■ DATASET:
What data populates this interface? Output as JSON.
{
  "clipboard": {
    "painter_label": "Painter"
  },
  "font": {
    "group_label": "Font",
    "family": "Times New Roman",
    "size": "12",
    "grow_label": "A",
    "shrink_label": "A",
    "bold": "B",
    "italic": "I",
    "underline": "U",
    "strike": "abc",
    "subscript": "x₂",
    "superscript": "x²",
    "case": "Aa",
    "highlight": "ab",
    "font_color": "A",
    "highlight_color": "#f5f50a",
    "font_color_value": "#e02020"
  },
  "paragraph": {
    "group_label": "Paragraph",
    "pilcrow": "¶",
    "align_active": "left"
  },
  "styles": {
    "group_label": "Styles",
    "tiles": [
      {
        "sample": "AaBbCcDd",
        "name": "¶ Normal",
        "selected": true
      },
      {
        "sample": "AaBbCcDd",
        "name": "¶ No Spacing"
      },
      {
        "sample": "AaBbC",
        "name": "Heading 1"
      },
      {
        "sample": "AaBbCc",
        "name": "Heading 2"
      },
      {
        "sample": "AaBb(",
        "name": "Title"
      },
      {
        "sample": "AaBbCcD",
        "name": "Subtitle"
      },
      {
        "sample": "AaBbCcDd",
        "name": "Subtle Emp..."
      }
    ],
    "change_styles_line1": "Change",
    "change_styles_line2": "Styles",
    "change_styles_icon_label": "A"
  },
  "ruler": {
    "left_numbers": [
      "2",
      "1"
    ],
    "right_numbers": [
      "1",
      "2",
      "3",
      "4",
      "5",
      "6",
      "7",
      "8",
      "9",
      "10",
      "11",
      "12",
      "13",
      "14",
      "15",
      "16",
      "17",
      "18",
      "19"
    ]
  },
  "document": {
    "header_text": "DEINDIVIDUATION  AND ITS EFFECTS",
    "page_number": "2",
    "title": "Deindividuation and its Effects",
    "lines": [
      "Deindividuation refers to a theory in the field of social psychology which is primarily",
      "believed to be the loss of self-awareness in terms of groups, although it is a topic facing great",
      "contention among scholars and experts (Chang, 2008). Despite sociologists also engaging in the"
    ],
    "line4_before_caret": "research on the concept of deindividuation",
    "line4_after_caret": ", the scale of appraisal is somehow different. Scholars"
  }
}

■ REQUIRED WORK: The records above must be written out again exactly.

■ SOLVED EXERCISE:
What data populates this interface? Output as JSON.
{
  "clipboard": {
    "painter_label": "Painter"
  },
  "font": {
    "group_label": "Font",
    "family": "Times New Roman",
    "size": "12",
    "grow_label": "A",
    "shrink_label": "A",
    "bold": "B",
    "italic": "I",
    "underline": "U",
    "strike": "abc",
    "subscript": "x₂",
    "superscript": "x²",
    "case": "Aa",
    "highlight": "ab",
    "font_color": "A",
    "highlight_color": "#f5f50a",
    "font_color_value": "#e02020"
  },
  "paragraph": {
    "group_label": "Paragraph",
    "pilcrow": "¶",
    "align_active": "left"
  },
  "styles": {
    "group_label": "Styles",
    "tiles": [
      {
        "sample": "AaBbCcDd",
        "name": "¶ Normal",
        "selected": true
      },
      {
        "sample": "AaBbCcDd",
        "name": "¶ No Spacing"
      },
      {
        "sample": "AaBbC",
        "name": "Heading 1"
      },
      {
        "sample": "AaBbCc",
        "name": "Heading 2"
      },
      {
        "sample": "AaBb(",
        "name": "Title"
      },
      {
        "sample": "AaBbCcD",
        "name": "Subtitle"
      },
      {
        "sample": "AaBbCcDd",
        "name": "Subtle Emp..."
      }
    ],
    "change_styles_line1": "Change",
    "change_styles_line2": "Styles",
    "change_styles_icon_label": "A"
  },
  "ruler": {
    "left_numbers": [
      "2",
      "1"
    ],
    "right_numbers": [
      "1",
      "2",
      "3",
      "4",
      "5",
      "6",
      "7",
      "8",
      "9",
      "10",
      "11",
      "12",
      "13",
      "14",
      "15",
      "16",
      "17",
      "18",
      "19"
    ]
  },
  "document": {
    "header_text": "DEINDIVIDUATION  AND ITS EFFECTS",
    "page_number": "2",
    "title": "Deindividuation and its Effects",
    "lines": [
      "Deindividuation refers to a theory in the field of social psychology which is primarily",
      "believed to be the loss of self-awareness in terms of groups, although it is a topic facing great",
      "contention among scholars and experts (Chang, 2008). Despite sociologists also engaging in the"
    ],
    "line4_before_caret": "research on the concept of deindividuation",
    "line4_after_caret": ", the scale of appraisal is somehow different. Scholars"
  }
}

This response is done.